*What is expected*. Retype all data exactly as given. Pictures should not be retyped.

(Interface dataset entries)

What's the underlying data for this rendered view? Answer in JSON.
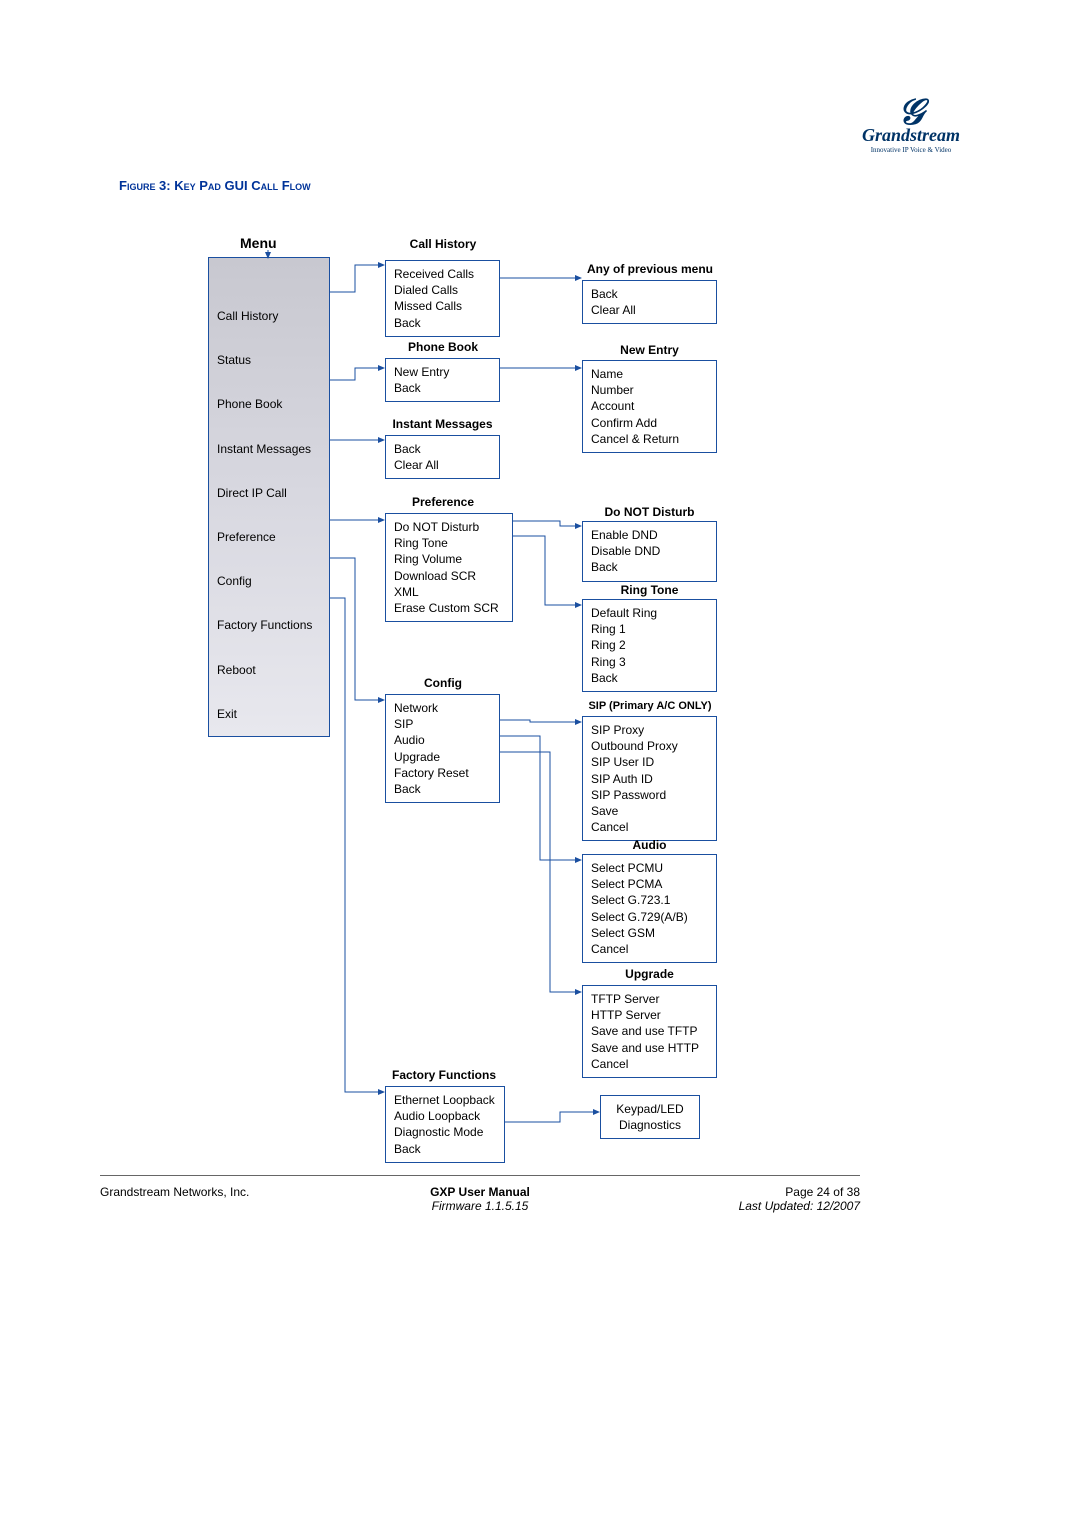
{
  "logo": {
    "brand": "Grandstream",
    "tagline": "Innovative IP Voice & Video"
  },
  "figure_caption": "Figure 3:  Key Pad GUI Call Flow",
  "main_menu_header": "Menu",
  "main_menu": {
    "items": [
      "Call History",
      "Status",
      "Phone Book",
      "Instant Messages",
      "Direct IP Call",
      "Preference",
      "Config",
      "Factory Functions",
      "Reboot",
      "Exit"
    ]
  },
  "call_history": {
    "header": "Call History",
    "items": [
      "Received Calls",
      "Dialed Calls",
      "Missed Calls",
      "Back"
    ]
  },
  "any_prev": {
    "header": "Any of previous menu",
    "items": [
      "Back",
      "Clear All"
    ]
  },
  "phone_book": {
    "header": "Phone Book",
    "items": [
      "New Entry",
      "Back"
    ]
  },
  "new_entry": {
    "header": "New Entry",
    "items": [
      "Name",
      "Number",
      "Account",
      "Confirm Add",
      "Cancel & Return"
    ]
  },
  "instant_messages": {
    "header": "Instant Messages",
    "items": [
      "Back",
      "Clear All"
    ]
  },
  "preference": {
    "header": "Preference",
    "items": [
      "Do NOT Disturb",
      "Ring Tone",
      "Ring Volume",
      "Download SCR XML",
      "Erase Custom SCR"
    ]
  },
  "dnd": {
    "header": "Do NOT Disturb",
    "items": [
      "Enable DND",
      "Disable DND",
      "Back"
    ]
  },
  "ring_tone": {
    "header": "Ring Tone",
    "items": [
      "Default Ring",
      "Ring 1",
      "Ring 2",
      "Ring 3",
      "Back"
    ]
  },
  "config": {
    "header": "Config",
    "items": [
      "Network",
      "SIP",
      "Audio",
      "Upgrade",
      "Factory Reset",
      "Back"
    ]
  },
  "sip": {
    "header": "SIP (Primary A/C ONLY)",
    "items": [
      "SIP Proxy",
      "Outbound Proxy",
      "SIP User ID",
      "SIP Auth ID",
      "SIP Password",
      "Save",
      "Cancel"
    ]
  },
  "audio": {
    "header": "Audio",
    "items": [
      "Select PCMU",
      "Select PCMA",
      "Select G.723.1",
      "Select G.729(A/B)",
      "Select GSM",
      "Cancel"
    ]
  },
  "upgrade": {
    "header": "Upgrade",
    "items": [
      "TFTP Server",
      "HTTP Server",
      "Save and use TFTP",
      "Save and use HTTP",
      "Cancel"
    ]
  },
  "factory_functions": {
    "header": "Factory Functions",
    "items": [
      "Ethernet Loopback",
      "Audio Loopback",
      "Diagnostic Mode",
      "Back"
    ]
  },
  "keypad_diag": {
    "items": [
      "Keypad/LED",
      "Diagnostics"
    ]
  },
  "footer": {
    "company": "Grandstream Networks, Inc.",
    "title": "GXP User Manual",
    "firmware": "Firmware 1.1.5.15",
    "page": "Page 24 of 38",
    "updated": "Last Updated:  12/2007"
  }
}
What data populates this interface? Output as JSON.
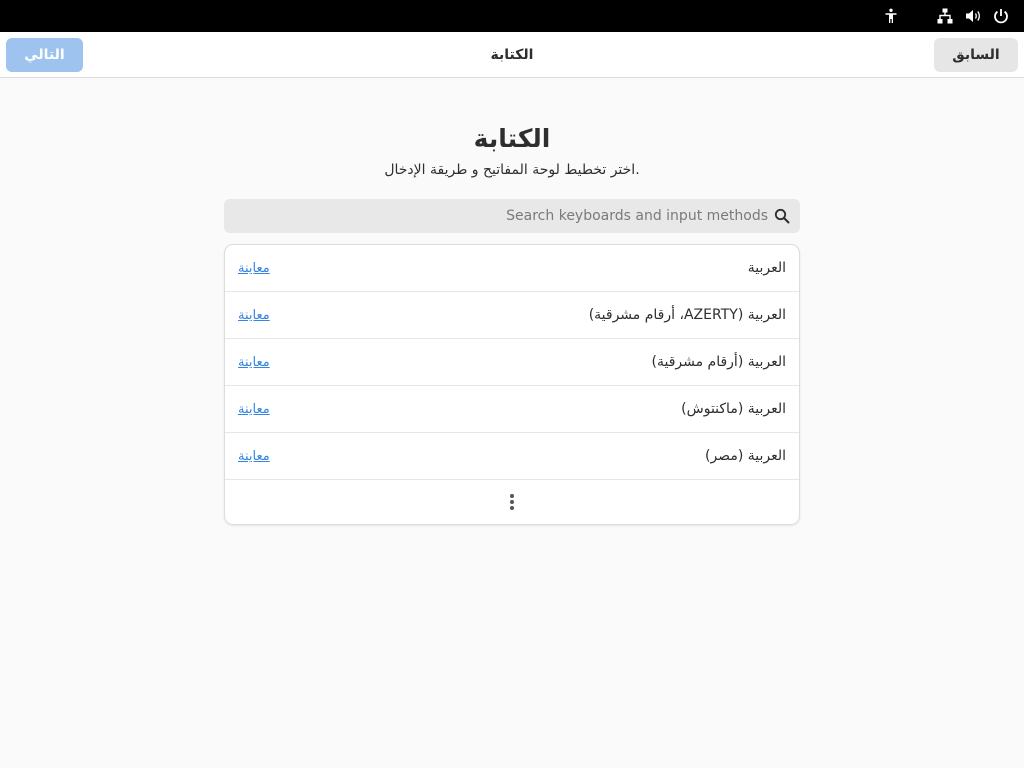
{
  "topbar": {
    "icons": [
      "accessibility-icon",
      "network-icon",
      "volume-icon",
      "power-icon"
    ]
  },
  "header": {
    "back_label": "السابق",
    "next_label": "التالي",
    "title": "الكتابة"
  },
  "main": {
    "title": "الكتابة",
    "subtitle": "اختر تخطيط لوحة المفاتيح و طريقة الإدخال.",
    "search": {
      "placeholder": "Search keyboards and input methods",
      "value": ""
    },
    "layouts": [
      {
        "name": "العربية",
        "preview": "معاينة"
      },
      {
        "name": "العربية  (AZERTY، أرقام مشرقية)",
        "preview": "معاينة"
      },
      {
        "name": "العربية (أرقام مشرقية)",
        "preview": "معاينة"
      },
      {
        "name": "العربية (ماكنتوش)",
        "preview": "معاينة"
      },
      {
        "name": "العربية (مصر)",
        "preview": "معاينة"
      }
    ]
  },
  "colors": {
    "accent": "#3584e4",
    "next_button_disabled": "#9ec3ee",
    "topbar": "#000000"
  }
}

*Response box*.
What's the underlying data for this rendered view? Answer in JSON.
{
  "logo": {
    "brand": "Grandstream",
    "tagline": "Innovative IP Voice & Video"
  },
  "figure_caption": "Figure 3:  Key Pad GUI Call Flow",
  "main_menu_header": "Menu",
  "main_menu": {
    "items": [
      "Call History",
      "Status",
      "Phone Book",
      "Instant Messages",
      "Direct IP Call",
      "Preference",
      "Config",
      "Factory Functions",
      "Reboot",
      "Exit"
    ]
  },
  "call_history": {
    "header": "Call History",
    "items": [
      "Received Calls",
      "Dialed Calls",
      "Missed Calls",
      "Back"
    ]
  },
  "any_prev": {
    "header": "Any of previous menu",
    "items": [
      "Back",
      "Clear All"
    ]
  },
  "phone_book": {
    "header": "Phone Book",
    "items": [
      "New Entry",
      "Back"
    ]
  },
  "new_entry": {
    "header": "New Entry",
    "items": [
      "Name",
      "Number",
      "Account",
      "Confirm Add",
      "Cancel & Return"
    ]
  },
  "instant_messages": {
    "header": "Instant Messages",
    "items": [
      "Back",
      "Clear All"
    ]
  },
  "preference": {
    "header": "Preference",
    "items": [
      "Do NOT Disturb",
      "Ring Tone",
      "Ring Volume",
      "Download SCR XML",
      "Erase Custom SCR"
    ]
  },
  "dnd": {
    "header": "Do NOT Disturb",
    "items": [
      "Enable DND",
      "Disable DND",
      "Back"
    ]
  },
  "ring_tone": {
    "header": "Ring Tone",
    "items": [
      "Default Ring",
      "Ring 1",
      "Ring 2",
      "Ring 3",
      "Back"
    ]
  },
  "config": {
    "header": "Config",
    "items": [
      "Network",
      "SIP",
      "Audio",
      "Upgrade",
      "Factory Reset",
      "Back"
    ]
  },
  "sip": {
    "header": "SIP (Primary A/C ONLY)",
    "items": [
      "SIP Proxy",
      "Outbound Proxy",
      "SIP User ID",
      "SIP Auth ID",
      "SIP Password",
      "Save",
      "Cancel"
    ]
  },
  "audio": {
    "header": "Audio",
    "items": [
      "Select PCMU",
      "Select PCMA",
      "Select G.723.1",
      "Select G.729(A/B)",
      "Select GSM",
      "Cancel"
    ]
  },
  "upgrade": {
    "header": "Upgrade",
    "items": [
      "TFTP Server",
      "HTTP Server",
      "Save and use TFTP",
      "Save and use HTTP",
      "Cancel"
    ]
  },
  "factory_functions": {
    "header": "Factory Functions",
    "items": [
      "Ethernet Loopback",
      "Audio Loopback",
      "Diagnostic Mode",
      "Back"
    ]
  },
  "keypad_diag": {
    "items": [
      "Keypad/LED",
      "Diagnostics"
    ]
  },
  "footer": {
    "company": "Grandstream Networks, Inc.",
    "title": "GXP User Manual",
    "firmware": "Firmware 1.1.5.15",
    "page": "Page 24 of 38",
    "updated": "Last Updated:  12/2007"
  }
}
What data populates this interface? Output as JSON.
{
  "topbar": {
    "icons": [
      "accessibility-icon",
      "network-icon",
      "volume-icon",
      "power-icon"
    ]
  },
  "header": {
    "back_label": "السابق",
    "next_label": "التالي",
    "title": "الكتابة"
  },
  "main": {
    "title": "الكتابة",
    "subtitle": "اختر تخطيط لوحة المفاتيح و طريقة الإدخال.",
    "search": {
      "placeholder": "Search keyboards and input methods",
      "value": ""
    },
    "layouts": [
      {
        "name": "العربية",
        "preview": "معاينة"
      },
      {
        "name": "العربية  (AZERTY، أرقام مشرقية)",
        "preview": "معاينة"
      },
      {
        "name": "العربية (أرقام مشرقية)",
        "preview": "معاينة"
      },
      {
        "name": "العربية (ماكنتوش)",
        "preview": "معاينة"
      },
      {
        "name": "العربية (مصر)",
        "preview": "معاينة"
      }
    ]
  },
  "colors": {
    "accent": "#3584e4",
    "next_button_disabled": "#9ec3ee",
    "topbar": "#000000"
  }
}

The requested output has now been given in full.